* _Exercise objective_: I would like each line of the data that holds the word "taxon" copied out.

* _Data extract_:
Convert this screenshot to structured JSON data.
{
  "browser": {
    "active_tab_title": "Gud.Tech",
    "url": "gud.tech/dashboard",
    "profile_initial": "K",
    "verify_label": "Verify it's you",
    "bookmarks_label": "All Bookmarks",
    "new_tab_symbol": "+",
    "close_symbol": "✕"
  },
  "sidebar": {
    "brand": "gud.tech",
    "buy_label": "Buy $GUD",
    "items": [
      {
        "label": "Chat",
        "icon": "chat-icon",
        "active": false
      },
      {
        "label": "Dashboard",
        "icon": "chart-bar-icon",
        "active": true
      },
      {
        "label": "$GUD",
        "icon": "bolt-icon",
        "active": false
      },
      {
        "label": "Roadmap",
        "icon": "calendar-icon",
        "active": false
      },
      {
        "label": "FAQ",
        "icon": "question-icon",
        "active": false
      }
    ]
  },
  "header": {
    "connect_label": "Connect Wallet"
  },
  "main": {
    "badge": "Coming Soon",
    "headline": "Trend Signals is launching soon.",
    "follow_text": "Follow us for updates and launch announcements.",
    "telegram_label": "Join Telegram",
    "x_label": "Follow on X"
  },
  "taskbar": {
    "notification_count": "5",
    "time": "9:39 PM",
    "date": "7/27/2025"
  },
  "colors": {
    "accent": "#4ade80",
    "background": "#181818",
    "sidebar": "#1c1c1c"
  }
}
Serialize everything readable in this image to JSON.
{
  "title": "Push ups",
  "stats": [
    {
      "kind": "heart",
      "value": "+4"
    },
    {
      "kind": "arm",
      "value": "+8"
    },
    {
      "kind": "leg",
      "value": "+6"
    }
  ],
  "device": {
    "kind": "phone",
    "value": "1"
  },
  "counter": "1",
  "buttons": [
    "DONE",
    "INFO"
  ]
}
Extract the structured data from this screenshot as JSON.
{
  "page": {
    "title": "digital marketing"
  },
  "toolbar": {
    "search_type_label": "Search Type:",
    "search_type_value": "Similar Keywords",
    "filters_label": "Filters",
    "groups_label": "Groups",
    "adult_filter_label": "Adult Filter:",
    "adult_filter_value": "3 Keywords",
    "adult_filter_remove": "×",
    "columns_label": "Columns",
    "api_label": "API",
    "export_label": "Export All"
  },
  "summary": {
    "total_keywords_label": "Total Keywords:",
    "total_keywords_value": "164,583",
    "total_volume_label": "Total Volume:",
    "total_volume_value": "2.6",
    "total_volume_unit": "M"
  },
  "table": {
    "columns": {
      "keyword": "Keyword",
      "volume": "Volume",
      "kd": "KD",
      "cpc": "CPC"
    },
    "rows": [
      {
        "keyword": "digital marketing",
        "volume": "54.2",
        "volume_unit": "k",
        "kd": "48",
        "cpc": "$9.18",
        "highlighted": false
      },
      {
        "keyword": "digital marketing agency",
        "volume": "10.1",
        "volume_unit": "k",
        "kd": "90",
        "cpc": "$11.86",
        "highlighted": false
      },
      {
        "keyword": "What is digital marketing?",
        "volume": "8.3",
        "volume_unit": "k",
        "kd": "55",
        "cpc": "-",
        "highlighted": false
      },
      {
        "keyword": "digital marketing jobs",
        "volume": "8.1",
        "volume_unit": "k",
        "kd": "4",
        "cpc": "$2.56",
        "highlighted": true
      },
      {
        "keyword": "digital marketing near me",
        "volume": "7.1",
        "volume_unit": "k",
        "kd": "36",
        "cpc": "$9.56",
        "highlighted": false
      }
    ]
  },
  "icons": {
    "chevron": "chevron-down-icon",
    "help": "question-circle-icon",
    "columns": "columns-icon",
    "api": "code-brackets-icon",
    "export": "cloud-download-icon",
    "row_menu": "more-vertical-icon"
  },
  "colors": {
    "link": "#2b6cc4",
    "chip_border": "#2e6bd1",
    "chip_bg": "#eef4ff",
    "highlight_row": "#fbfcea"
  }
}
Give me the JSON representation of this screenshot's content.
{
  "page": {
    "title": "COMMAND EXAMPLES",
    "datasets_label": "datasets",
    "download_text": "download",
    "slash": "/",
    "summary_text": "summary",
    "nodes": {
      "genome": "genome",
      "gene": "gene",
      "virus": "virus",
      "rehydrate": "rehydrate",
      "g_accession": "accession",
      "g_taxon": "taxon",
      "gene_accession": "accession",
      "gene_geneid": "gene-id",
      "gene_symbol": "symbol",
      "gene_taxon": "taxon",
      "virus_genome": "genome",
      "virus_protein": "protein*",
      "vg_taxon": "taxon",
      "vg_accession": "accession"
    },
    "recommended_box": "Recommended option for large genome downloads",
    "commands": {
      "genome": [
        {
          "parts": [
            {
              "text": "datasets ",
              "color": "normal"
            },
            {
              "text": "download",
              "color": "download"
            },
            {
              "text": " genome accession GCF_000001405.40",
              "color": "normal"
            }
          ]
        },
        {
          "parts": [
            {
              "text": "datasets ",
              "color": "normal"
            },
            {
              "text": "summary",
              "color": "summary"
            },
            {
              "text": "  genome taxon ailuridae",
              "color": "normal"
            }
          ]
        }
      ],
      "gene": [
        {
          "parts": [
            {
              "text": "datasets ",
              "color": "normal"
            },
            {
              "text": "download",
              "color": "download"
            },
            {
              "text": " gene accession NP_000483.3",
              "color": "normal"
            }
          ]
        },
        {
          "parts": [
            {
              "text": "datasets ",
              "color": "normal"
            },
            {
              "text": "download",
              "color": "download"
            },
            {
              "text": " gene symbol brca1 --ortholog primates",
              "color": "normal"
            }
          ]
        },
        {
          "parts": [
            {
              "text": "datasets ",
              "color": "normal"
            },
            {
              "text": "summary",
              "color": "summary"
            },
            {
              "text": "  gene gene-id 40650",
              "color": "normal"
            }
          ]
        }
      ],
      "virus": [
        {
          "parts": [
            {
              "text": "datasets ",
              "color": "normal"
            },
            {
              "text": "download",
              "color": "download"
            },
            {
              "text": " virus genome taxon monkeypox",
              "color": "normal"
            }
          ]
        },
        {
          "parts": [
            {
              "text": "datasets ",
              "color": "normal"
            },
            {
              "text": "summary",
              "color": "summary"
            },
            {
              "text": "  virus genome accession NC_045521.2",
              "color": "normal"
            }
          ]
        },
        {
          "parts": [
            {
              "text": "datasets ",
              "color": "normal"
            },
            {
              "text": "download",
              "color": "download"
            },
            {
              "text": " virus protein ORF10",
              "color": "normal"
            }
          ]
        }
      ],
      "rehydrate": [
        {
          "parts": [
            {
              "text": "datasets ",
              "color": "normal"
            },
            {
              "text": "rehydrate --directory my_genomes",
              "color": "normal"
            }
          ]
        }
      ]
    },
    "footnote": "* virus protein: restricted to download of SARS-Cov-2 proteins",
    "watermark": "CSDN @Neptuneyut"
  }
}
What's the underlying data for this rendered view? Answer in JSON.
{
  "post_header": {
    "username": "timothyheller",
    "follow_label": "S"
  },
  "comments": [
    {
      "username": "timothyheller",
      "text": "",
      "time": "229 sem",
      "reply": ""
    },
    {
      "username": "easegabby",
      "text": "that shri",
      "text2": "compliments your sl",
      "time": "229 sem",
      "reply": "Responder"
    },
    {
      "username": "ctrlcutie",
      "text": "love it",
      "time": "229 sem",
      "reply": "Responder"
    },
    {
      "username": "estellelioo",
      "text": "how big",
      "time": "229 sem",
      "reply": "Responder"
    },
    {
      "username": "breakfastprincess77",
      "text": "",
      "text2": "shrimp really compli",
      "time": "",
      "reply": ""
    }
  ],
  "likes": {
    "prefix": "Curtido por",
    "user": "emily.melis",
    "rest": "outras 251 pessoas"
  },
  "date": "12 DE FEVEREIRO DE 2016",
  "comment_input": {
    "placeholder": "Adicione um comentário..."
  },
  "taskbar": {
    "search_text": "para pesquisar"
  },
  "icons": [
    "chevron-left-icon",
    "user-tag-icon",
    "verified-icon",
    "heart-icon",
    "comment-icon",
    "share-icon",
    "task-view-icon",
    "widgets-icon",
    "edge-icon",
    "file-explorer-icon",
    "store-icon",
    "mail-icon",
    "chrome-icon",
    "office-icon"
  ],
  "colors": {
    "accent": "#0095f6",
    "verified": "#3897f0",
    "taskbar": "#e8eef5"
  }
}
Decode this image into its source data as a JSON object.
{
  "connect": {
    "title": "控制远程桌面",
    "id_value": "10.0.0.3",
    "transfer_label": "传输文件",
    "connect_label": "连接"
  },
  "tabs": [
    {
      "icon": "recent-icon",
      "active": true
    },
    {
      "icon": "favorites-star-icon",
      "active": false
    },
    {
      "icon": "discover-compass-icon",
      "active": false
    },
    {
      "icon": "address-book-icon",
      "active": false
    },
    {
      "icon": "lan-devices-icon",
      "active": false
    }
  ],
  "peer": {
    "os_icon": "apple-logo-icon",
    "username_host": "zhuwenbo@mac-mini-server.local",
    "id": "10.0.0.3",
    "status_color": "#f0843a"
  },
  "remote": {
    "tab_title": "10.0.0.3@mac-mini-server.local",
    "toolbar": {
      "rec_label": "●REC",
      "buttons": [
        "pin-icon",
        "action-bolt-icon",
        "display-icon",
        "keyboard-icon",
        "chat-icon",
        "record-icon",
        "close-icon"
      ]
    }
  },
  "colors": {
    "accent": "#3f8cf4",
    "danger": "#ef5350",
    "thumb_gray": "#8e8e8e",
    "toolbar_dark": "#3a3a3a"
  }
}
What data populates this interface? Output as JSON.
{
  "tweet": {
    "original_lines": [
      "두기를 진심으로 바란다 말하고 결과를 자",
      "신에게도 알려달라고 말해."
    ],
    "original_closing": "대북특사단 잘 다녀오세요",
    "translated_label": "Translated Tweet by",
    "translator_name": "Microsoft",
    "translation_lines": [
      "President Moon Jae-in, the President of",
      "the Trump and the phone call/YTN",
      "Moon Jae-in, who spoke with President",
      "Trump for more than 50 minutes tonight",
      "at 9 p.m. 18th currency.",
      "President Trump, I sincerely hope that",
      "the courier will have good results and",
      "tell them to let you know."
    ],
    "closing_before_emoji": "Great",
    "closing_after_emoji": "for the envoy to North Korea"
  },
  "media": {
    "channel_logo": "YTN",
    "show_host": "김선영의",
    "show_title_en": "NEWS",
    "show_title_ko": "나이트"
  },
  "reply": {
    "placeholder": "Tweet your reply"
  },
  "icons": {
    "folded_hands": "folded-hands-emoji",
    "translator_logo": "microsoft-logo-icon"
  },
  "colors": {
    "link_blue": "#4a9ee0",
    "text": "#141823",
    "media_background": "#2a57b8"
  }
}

* _Task output_:
      "g_taxon": "taxon",
      "gene_taxon": "taxon",
      "vg_taxon": "taxon",
              "text": "  genome taxon ailuridae",
              "text": " virus genome taxon monkeypox",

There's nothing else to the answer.